On February 23, 1999, the House voted 38-31 to pass the bill. Yesterday, the measure moved to the Senate after House opponents failed in a last-ditch effort to defeat the measure through a 24-hour hold.
"Utah today should stand proud," declared Laurie Flynn, executive director of the National Alliance for the Mentally Ill (NAMI). "The bill is an important milestone on the road to fairness in health insurance coverage and a building-block for the future. The eyes of the nation are on the state. We hope that procedural tricks and scorched-earth lobbying tactics by the insurance industry will not be allowed to defeat the bill in the final days of the session."
Flynn praised the Church of Jesus Christ of Latter Day Saints (the Mormon Church) for "setting a moral example" by recently embracing parity for mental illnesses in health insurance provided to Church employees and their families. "Many churches support legislation for parity," Flynn observed, "but the LDS Church is one of the first--if not the only church--in America to require parity as a matter of principle for its own employees."
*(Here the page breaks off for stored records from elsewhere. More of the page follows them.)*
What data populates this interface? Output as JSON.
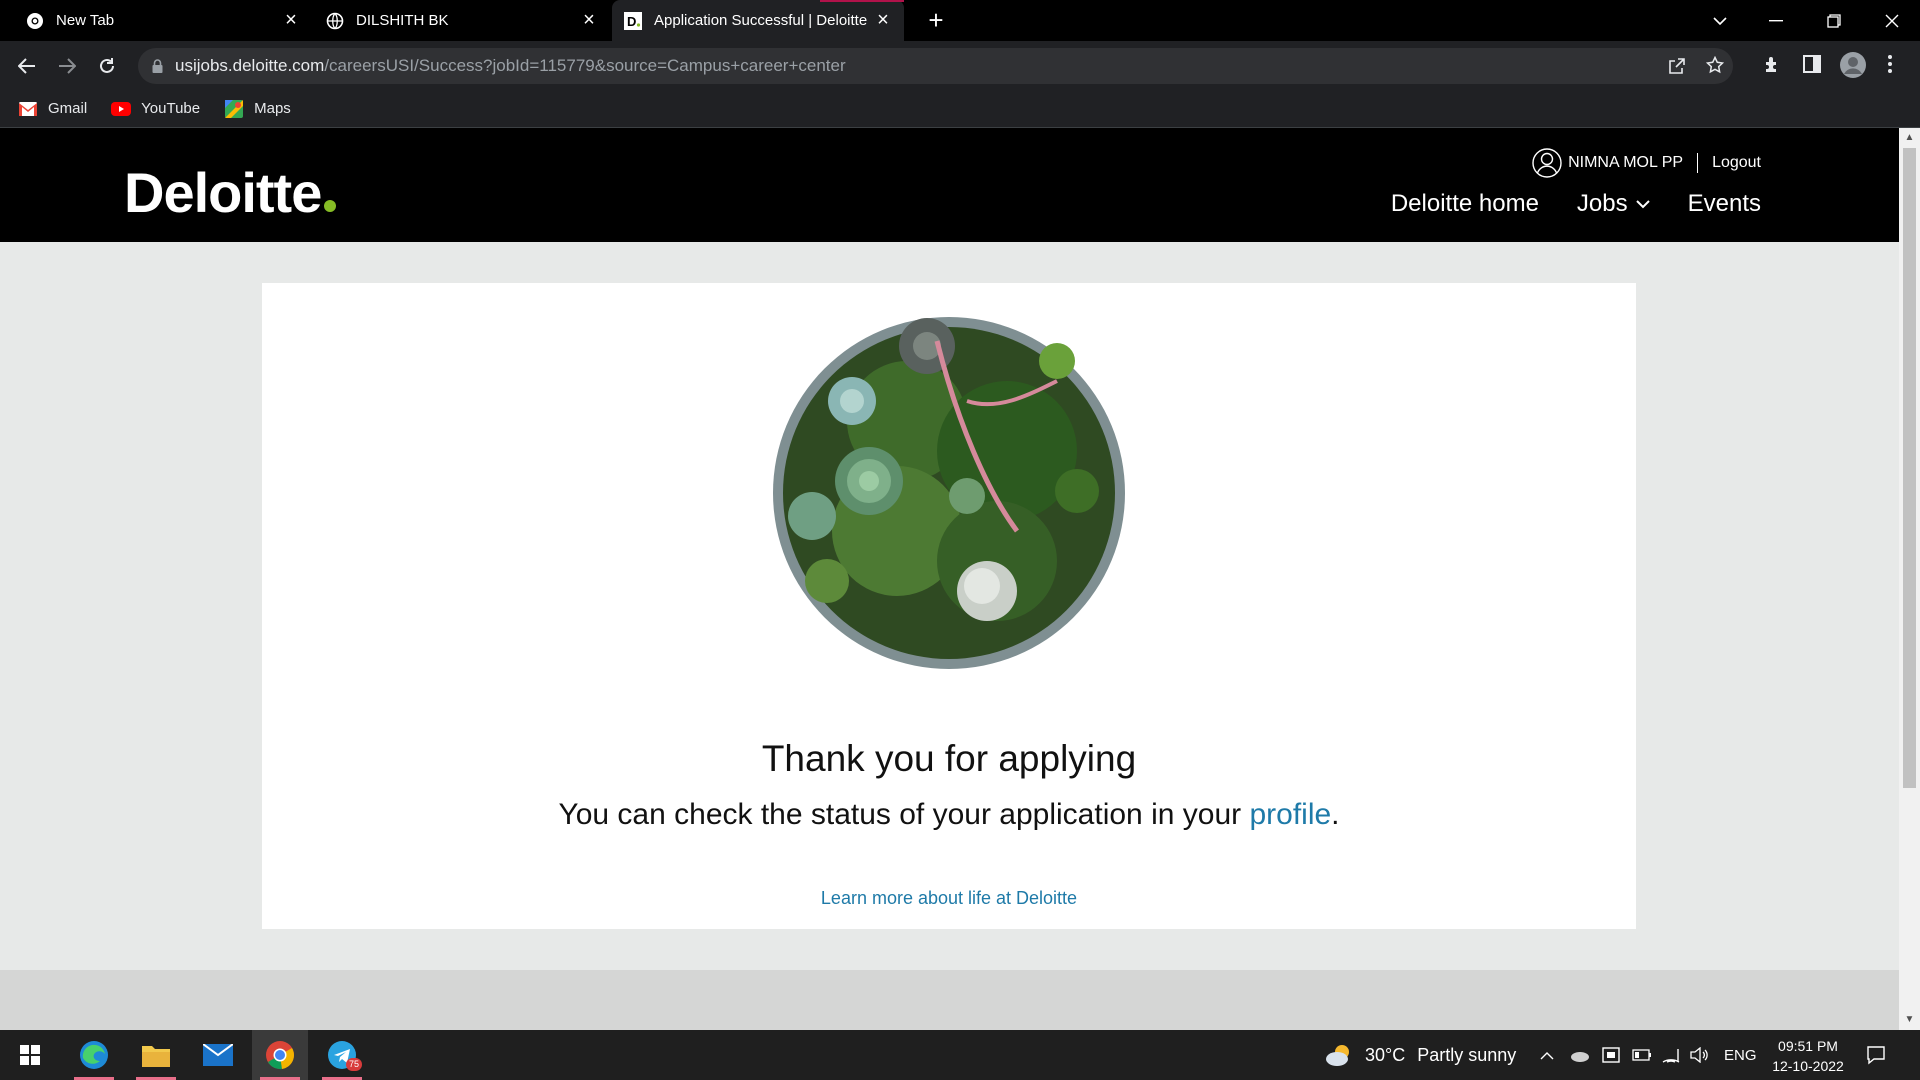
{
  "browser": {
    "tabs": [
      {
        "title": "New Tab",
        "icon": "chrome-icon"
      },
      {
        "title": "DILSHITH BK",
        "icon": "globe-icon"
      },
      {
        "title": "Application Successful | Deloitte |",
        "icon": "deloitte-favicon"
      }
    ],
    "new_tab_symbol": "+",
    "url_host": "usijobs.deloitte.com",
    "url_rest": "/careersUSI/Success?jobId=115779&source=Campus+career+center",
    "bookmarks": [
      {
        "label": "Gmail",
        "icon": "gmail-icon"
      },
      {
        "label": "YouTube",
        "icon": "youtube-icon"
      },
      {
        "label": "Maps",
        "icon": "maps-icon"
      }
    ]
  },
  "site": {
    "logo": "Deloitte",
    "logo_accent": "#86bc25",
    "user_name": "NIMNA MOL PP",
    "logout_label": "Logout",
    "nav": [
      {
        "label": "Deloitte home"
      },
      {
        "label": "Jobs"
      },
      {
        "label": "Events"
      }
    ]
  },
  "content": {
    "heading": "Thank you for applying",
    "status_prefix": "You can check the status of your application in your ",
    "status_link": "profile",
    "status_suffix": ".",
    "learn_more": "Learn more about life at Deloitte",
    "link_color": "#1e7aa8"
  },
  "taskbar": {
    "weather_temp": "30°C",
    "weather_desc": "Partly sunny",
    "language": "ENG",
    "time": "09:51 PM",
    "date": "12-10-2022",
    "telegram_badge": "75"
  }
}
Serious mental illnesses include schizophrenia, major depression, bipolar disorder, and anxiety disorders. "Mental illnesses are biological brain disorders," Flynn said, "and treatment works. It is wrong to deny treatment based on discrimination. All of Utah deserves parity. We hope the Senate will do what's right."